**What this task involves**: Every record below should be repeated word for word, with the pictures left out.

(Data about app and page elements)
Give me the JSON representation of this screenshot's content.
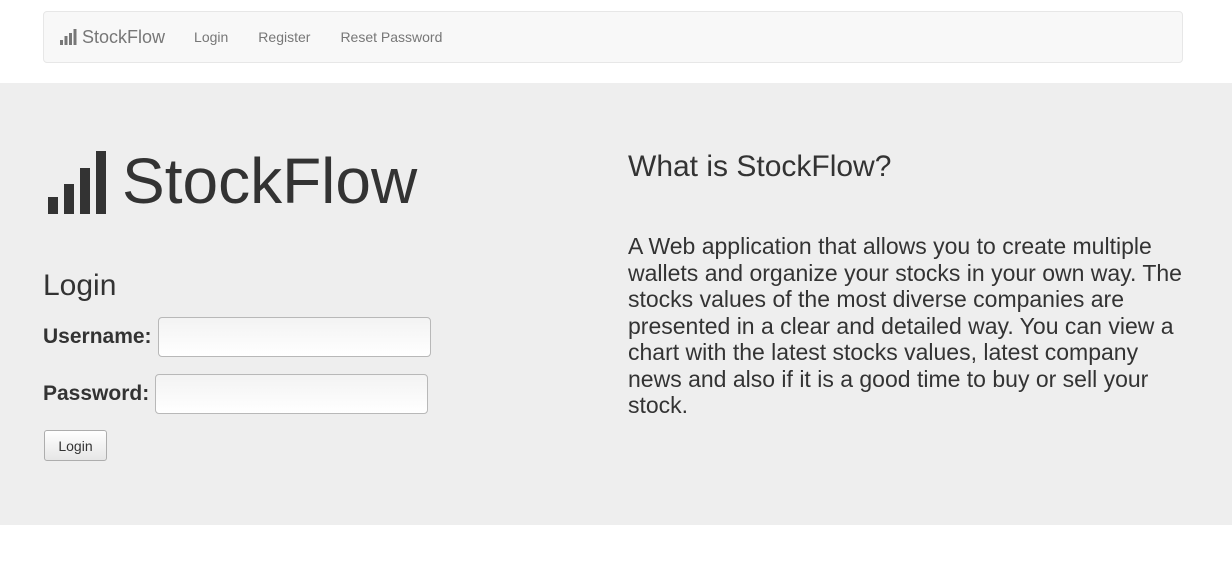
{
  "navbar": {
    "brand": "StockFlow",
    "brand_icon": "signal-bars-icon",
    "links": [
      "Login",
      "Register",
      "Reset Password"
    ]
  },
  "hero": {
    "logo_text": "StockFlow",
    "logo_icon": "signal-bars-icon"
  },
  "login_form": {
    "heading": "Login",
    "username_label": "Username:",
    "username_value": "",
    "password_label": "Password:",
    "password_value": "",
    "submit_label": "Login"
  },
  "info": {
    "title": "What is StockFlow?",
    "text": "A Web application that allows you to create multiple wallets and organize your stocks in your own way. The stocks values of the most diverse companies are presented in a clear and detailed way. You can view a chart with the latest stocks values, latest company news and also if it is a good time to buy or sell your stock."
  },
  "colors": {
    "navbar_bg": "#f8f8f8",
    "jumbotron_bg": "#eeeeee",
    "text": "#333333",
    "nav_link": "#777777"
  }
}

**Answer**:
Give me the JSON representation of this screenshot's content.
{
  "navbar": {
    "brand": "StockFlow",
    "brand_icon": "signal-bars-icon",
    "links": [
      "Login",
      "Register",
      "Reset Password"
    ]
  },
  "hero": {
    "logo_text": "StockFlow",
    "logo_icon": "signal-bars-icon"
  },
  "login_form": {
    "heading": "Login",
    "username_label": "Username:",
    "username_value": "",
    "password_label": "Password:",
    "password_value": "",
    "submit_label": "Login"
  },
  "info": {
    "title": "What is StockFlow?",
    "text": "A Web application that allows you to create multiple wallets and organize your stocks in your own way. The stocks values of the most diverse companies are presented in a clear and detailed way. You can view a chart with the latest stocks values, latest company news and also if it is a good time to buy or sell your stock."
  },
  "colors": {
    "navbar_bg": "#f8f8f8",
    "jumbotron_bg": "#eeeeee",
    "text": "#333333",
    "nav_link": "#777777"
  }
}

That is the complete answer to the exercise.